Is this possible? How could I go about doing this?

Thanks!

2. ### DinkyDev

Joined:
Jan 14, 2014
Posts:
28
Digging into this a bit more and it seems that you can't get a callback at the time of the actual collision to be able to modify the normal used for the collision (I found a request ticket for that feature to be added).

So how would you do this for a golf game for example then? Imagine a fast moving golf ball that hits some of the rough surface, you would want it to bounce off in random directions like it's hitting small sticks and leaves on the ground?

3. ### mgear

Joined:
Aug 3, 2010
Posts:
5,181
could add some random force on collisions?

4. ### DinkyDev

Joined:
Jan 14, 2014
Posts:
28
But that's kind of the problem. Adding the force then, would be after the bounce, and the ball would already be a distance from the surface at that point. So the ball would bounce up, and then a force applied and it would appear to change direction in the air.

5. ### xorpheous

Joined:
Mar 28, 2018
Posts:
11
Think of the problem with the velocity resolved into components parallel and perpendicular to the surface normal. In a perfectly elastic collision, the component perpendicular to the normal (parallel to the face) will be unaffected and the component parallel to the normal (perpendicular to the face) will be flipped. (v_after = - v_before). In an inelastic collision without friction, only the perpendicular component is affected and the velocity after the reflection is reduced by some factor, the coefficient of restitution. (v_after = - coeff * v_before). With an axially aligned surface, this is simple, but for an arbitrarily oriented surface, you need to project the initial velocity onto the surface normal. After a bit of vector algebra, you can arrive at the following:

vf=vi−(ε+1)(vi⋅n)n

where vf is the velocity vector after the reflection, vi is the velocity before the collision, n is the surface normal (note, this is a unit vector), and ε is the coefficient of restitution. If ε=1, the collision is perfectly elastic and the angle of reflection is exactly the same as the angle of incidence. If ε < 1, the collision results in a loss of energy and the angle of reflection is greater than the angle of incidence until at ε=0, the object just slides along the surface. If ε > 1, energy is added to the object and the angle of reflection is less than the angle of incidence.

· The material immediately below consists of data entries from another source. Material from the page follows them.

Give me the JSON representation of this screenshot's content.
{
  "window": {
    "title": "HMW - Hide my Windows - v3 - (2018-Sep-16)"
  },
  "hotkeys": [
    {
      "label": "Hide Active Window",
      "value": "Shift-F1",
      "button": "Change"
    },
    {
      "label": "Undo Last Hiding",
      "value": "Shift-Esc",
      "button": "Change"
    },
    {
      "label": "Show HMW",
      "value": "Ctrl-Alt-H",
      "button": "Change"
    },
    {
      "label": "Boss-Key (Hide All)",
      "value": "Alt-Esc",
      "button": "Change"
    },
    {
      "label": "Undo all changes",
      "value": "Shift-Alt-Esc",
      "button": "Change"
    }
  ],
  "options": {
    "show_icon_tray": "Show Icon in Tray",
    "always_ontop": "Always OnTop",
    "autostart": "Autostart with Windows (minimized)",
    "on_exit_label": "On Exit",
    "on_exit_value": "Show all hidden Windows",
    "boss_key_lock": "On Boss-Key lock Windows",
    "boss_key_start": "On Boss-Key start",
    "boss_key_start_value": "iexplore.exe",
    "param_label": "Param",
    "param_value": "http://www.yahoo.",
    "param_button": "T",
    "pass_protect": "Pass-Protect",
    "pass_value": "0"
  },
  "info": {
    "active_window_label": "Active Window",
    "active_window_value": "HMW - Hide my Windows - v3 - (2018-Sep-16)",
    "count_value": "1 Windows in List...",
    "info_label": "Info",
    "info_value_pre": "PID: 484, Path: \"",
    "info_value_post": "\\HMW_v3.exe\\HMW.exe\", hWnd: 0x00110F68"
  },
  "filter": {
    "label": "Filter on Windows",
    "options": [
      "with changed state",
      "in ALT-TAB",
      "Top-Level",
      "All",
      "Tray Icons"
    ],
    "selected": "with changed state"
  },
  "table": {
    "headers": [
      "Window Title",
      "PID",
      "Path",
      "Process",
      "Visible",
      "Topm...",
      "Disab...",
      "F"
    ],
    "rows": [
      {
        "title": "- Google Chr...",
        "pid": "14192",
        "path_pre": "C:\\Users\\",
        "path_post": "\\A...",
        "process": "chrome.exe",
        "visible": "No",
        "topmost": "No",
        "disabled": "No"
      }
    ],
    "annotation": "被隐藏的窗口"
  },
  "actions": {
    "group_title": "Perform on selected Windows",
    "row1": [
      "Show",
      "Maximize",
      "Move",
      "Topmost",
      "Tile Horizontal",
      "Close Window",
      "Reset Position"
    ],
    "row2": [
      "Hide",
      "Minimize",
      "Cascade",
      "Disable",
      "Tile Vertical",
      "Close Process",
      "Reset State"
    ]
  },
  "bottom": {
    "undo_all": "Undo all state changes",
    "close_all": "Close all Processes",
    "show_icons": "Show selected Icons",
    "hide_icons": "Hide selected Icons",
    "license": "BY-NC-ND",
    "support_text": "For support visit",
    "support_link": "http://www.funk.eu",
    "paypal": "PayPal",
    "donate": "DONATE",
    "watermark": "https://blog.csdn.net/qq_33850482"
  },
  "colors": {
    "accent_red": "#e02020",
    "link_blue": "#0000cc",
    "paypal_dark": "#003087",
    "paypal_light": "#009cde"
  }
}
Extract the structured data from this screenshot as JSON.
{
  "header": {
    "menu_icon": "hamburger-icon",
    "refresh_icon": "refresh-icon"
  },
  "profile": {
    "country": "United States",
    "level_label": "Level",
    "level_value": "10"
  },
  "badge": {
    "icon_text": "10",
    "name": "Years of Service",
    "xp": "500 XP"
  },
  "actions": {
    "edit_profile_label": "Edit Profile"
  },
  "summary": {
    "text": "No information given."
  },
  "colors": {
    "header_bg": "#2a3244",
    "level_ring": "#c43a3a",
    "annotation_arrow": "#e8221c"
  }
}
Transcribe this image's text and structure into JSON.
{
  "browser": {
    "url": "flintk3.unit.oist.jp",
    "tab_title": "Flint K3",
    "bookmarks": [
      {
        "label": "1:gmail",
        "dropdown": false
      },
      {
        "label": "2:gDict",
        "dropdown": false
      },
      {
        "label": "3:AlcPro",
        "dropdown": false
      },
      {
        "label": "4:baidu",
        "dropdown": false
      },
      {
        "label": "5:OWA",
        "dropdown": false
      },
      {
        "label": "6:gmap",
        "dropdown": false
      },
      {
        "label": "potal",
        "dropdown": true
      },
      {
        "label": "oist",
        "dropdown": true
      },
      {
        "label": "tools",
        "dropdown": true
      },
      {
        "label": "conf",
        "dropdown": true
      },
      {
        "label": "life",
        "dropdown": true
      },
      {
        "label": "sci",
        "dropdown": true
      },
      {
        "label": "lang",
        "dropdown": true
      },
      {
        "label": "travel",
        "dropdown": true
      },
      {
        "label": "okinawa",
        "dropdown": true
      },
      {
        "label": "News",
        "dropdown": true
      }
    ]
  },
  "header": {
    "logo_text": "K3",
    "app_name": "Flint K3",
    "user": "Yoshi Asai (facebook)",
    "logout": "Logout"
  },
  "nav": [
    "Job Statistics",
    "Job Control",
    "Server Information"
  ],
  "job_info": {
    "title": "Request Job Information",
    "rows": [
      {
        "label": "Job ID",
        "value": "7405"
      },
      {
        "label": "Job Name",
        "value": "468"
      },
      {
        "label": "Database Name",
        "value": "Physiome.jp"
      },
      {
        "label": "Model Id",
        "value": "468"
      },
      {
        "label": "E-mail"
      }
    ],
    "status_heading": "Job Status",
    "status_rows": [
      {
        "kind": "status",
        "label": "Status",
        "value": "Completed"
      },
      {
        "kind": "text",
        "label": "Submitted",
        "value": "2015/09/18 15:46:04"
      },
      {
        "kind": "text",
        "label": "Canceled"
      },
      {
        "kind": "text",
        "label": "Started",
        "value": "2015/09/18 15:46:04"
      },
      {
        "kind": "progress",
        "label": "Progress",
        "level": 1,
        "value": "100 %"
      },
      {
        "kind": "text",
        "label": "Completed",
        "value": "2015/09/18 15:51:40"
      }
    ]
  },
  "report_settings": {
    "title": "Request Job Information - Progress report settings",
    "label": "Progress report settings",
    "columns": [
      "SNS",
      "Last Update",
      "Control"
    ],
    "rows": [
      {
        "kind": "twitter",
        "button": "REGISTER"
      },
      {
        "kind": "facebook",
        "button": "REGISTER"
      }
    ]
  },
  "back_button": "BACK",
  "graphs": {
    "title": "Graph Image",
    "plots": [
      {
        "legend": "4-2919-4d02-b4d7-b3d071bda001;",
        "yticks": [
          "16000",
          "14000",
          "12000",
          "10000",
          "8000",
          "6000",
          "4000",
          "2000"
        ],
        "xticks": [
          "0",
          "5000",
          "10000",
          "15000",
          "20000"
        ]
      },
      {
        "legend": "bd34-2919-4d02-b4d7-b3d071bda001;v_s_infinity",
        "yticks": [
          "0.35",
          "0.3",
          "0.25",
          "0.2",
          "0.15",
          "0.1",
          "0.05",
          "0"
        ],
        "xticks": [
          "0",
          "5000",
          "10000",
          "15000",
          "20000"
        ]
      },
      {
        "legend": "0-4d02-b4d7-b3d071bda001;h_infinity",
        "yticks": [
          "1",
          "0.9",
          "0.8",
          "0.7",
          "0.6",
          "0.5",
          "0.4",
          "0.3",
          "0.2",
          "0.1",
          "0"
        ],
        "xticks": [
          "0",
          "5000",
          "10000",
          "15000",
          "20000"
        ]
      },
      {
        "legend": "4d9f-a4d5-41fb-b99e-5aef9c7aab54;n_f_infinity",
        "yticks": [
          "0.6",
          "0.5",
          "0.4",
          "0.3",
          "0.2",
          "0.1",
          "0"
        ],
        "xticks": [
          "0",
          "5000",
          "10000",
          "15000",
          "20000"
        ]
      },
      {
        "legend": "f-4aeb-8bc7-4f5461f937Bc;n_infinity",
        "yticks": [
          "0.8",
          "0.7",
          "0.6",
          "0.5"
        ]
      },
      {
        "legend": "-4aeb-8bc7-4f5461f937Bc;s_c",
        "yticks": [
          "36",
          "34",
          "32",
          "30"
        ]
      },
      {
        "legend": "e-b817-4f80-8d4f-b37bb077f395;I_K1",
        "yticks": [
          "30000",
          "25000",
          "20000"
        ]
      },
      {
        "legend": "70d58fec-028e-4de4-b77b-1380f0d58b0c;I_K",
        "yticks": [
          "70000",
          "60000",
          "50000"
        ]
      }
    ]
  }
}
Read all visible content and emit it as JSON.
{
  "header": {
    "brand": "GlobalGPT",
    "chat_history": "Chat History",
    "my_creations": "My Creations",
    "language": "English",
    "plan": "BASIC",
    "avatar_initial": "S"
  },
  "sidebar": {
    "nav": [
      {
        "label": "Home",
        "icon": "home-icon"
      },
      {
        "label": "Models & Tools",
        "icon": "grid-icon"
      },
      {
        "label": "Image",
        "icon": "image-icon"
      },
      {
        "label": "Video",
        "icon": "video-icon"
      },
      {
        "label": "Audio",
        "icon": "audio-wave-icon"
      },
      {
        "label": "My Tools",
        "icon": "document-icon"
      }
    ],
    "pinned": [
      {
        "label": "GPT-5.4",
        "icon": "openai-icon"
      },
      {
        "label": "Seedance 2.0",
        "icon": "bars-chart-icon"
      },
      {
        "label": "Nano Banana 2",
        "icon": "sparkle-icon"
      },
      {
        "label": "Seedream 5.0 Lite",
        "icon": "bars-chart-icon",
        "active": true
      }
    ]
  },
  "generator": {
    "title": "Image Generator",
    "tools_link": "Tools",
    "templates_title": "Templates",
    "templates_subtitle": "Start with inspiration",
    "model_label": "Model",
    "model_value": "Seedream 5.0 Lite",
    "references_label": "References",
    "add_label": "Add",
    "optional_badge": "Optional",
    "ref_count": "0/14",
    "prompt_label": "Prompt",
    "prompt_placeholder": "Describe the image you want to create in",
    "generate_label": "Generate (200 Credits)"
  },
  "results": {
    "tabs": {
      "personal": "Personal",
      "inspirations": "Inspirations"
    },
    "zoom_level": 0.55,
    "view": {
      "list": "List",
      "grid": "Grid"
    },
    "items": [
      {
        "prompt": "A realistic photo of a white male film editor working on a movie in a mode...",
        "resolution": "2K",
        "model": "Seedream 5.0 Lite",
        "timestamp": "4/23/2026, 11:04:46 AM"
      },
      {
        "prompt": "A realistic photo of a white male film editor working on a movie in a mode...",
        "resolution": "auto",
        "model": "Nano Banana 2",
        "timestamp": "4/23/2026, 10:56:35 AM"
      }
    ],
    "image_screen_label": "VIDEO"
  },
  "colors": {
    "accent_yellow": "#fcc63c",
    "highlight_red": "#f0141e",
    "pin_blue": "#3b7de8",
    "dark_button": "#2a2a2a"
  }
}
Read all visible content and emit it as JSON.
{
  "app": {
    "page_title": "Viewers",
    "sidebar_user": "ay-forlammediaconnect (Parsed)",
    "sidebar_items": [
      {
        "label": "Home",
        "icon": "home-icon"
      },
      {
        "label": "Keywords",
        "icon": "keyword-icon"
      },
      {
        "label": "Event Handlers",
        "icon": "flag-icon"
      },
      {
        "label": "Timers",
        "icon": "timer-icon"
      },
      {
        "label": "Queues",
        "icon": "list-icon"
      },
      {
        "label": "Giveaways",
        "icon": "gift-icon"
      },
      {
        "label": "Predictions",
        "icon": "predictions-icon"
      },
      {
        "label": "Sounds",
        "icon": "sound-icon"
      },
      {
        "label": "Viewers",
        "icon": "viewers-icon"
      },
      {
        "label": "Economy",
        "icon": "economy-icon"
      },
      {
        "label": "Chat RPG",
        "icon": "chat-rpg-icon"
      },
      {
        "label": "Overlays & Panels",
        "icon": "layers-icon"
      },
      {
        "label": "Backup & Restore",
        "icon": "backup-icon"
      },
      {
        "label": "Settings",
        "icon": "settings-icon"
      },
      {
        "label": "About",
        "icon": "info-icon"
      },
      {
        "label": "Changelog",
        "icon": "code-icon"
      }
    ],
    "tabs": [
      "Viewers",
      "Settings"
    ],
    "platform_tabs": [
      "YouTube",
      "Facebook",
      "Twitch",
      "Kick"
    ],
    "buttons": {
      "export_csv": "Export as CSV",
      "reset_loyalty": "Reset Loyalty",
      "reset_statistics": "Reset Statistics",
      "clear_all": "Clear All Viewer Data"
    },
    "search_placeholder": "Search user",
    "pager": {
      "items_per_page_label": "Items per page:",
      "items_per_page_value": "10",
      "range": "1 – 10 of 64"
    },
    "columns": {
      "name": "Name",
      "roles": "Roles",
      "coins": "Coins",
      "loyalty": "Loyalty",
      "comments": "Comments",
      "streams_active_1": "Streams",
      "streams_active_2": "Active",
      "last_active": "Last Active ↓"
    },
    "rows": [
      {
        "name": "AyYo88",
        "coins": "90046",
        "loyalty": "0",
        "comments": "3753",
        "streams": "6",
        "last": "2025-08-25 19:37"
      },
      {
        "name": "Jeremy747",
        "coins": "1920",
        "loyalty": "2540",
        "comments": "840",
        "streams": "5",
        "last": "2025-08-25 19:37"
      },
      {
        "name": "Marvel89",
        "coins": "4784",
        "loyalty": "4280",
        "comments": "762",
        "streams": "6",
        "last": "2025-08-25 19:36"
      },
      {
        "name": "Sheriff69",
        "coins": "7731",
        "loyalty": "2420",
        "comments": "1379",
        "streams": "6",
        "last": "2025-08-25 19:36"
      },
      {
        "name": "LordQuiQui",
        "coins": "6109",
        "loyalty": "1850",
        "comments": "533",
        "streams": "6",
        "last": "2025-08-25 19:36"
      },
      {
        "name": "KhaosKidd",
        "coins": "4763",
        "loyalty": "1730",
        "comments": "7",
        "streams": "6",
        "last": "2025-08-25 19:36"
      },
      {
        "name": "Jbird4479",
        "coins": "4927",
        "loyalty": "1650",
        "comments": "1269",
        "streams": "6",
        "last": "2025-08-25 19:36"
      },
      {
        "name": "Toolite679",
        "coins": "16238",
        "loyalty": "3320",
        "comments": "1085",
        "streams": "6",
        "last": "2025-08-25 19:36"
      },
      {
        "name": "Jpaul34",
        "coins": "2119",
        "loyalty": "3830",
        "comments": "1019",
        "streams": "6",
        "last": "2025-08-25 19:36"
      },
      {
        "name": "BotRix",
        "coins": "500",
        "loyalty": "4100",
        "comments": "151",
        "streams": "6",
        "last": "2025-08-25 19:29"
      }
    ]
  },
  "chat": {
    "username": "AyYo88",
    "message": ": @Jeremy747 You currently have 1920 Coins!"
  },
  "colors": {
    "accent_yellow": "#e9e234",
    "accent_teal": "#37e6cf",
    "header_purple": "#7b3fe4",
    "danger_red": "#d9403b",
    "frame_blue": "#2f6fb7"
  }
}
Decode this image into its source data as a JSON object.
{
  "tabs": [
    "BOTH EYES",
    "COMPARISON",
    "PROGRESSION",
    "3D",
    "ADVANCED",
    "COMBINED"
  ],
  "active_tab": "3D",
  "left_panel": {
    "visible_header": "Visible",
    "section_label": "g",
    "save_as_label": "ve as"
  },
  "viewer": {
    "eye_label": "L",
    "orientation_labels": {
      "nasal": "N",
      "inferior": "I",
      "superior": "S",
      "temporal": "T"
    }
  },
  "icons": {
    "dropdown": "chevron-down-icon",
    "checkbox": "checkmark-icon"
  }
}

This last case is similar to what happens with a jet bumper in a pinball game.

Code (CSharp):
1.         Vector3 vf = Velocity - ((Erest + 1) * Vector3.Dot(Velocity, Cube.transform.up.normalized)) * Cube.transform.up.normalized;
By randomizing your coefficient (Erest in the above line of code), you can randomize the reflection angle.